Author: Becky Albertalli

Publisher: Balzer + Bray

Release Date: April 7th 2015

Pages: 303

My Rating: ★★★★★ (5/5)

Goodreads | Amazon


“He talked about the ocean between people. And how the whole point of everything is to find a shore worth swimming to.”

Oh my god. THIS BOOK. I have not been this in love with a YA novel in ages, probably not since Anna and the French Kiss. Just the fact that I rated it 5 stars says enough as I’m typically so reluctant to rate anything so high. This one truly deserved it, in my opinion. Becky Albertalli has gone above and beyond.

Simon vs. the Homo Sapiens Agenda is about a sixteen-year-old boy named Simon who’s hiding a huge secret: he’s gay. Everything is seemingly going pretty good for him - he’s got a great friend group and an online correspondence with an anonymous boy whom he happens to have a crush on. But when someone discovers his e-mails and threatens to expose the two boys as blackmail in return for Simon’s help, everything flips upside down.

Lemme start off with a bit of a disclaimer that I’m not a part of the LGBT community and therefore I can’t speak to the experiences of those who are. Since this book focuses heavily on the experiences of a gay teenager, which I have zero say in, I can only really speak to the plot itself. Which is what I’m gonna do. Can I also just add that this is the first novel I’ve ever read with an LGBT lead character. How is that even possible?? I’ve now made it my mission to scout out novels with a much more diverse cast of characters in the future.

There’s really not much that I didn’t like about this book, so I’ll just point out some of my favourite things. First of all, the e-mails. The e-mails between Simon (aka Jacques, his alias) and Blue are clever, amusing, and sexy. I actually found myself laughing out loud at times. One of the things I often find with young adults novels that puts me off of them is that the characters act and speak more mature than they are, but I didn’t find that a problem with SVTHSA. The teens acted like teens; they did immature things, they made mistakes and they were reprimanded for them. I really respected that. Even the use of Tumblr was appropriate and I think it really spoke to this generation. And, of course, I have to mention that the romance between Simon and Blue was so. flipping. perfect.
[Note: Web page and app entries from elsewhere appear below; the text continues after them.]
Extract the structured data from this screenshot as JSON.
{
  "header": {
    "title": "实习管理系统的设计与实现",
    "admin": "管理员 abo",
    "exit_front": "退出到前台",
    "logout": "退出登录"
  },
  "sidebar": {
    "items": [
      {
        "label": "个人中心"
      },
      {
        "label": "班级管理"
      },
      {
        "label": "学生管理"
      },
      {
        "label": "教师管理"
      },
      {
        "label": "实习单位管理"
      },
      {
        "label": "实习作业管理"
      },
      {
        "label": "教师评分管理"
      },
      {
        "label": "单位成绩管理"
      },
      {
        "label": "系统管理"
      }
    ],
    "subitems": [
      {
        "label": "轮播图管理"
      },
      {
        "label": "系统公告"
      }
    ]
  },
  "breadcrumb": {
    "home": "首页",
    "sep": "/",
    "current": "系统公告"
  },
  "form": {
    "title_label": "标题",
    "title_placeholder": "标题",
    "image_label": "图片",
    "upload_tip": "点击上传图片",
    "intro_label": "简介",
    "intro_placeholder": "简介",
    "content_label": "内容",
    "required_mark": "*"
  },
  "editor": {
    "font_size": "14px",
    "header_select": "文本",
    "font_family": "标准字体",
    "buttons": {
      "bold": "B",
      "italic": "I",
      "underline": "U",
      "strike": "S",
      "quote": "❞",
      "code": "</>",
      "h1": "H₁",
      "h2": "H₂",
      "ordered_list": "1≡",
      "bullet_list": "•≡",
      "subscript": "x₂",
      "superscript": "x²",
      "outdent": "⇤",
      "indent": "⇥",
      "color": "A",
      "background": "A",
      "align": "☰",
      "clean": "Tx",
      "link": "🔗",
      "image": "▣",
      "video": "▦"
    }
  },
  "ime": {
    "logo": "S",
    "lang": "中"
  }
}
It just pulled at my heartstrings.

I’d recommend this novel to anyone and everyone. I think that it’s such an important conversation starter on sexuality and adolescence. It’s funny and smart; it reminds me of what I’ve always loved about YA novels. Please please PLEASE give this novel a shot. I’m serious. Go read this book!!! Especially if you’re planning on seeing the film adaptation, Love, Simon. Read the book first. You won’t regret it. I promise.

Have you read Simon vs. the Homo Sapiens Agenda? What did you think?

Goodreads Challenge: 5 out of 50

Felicia x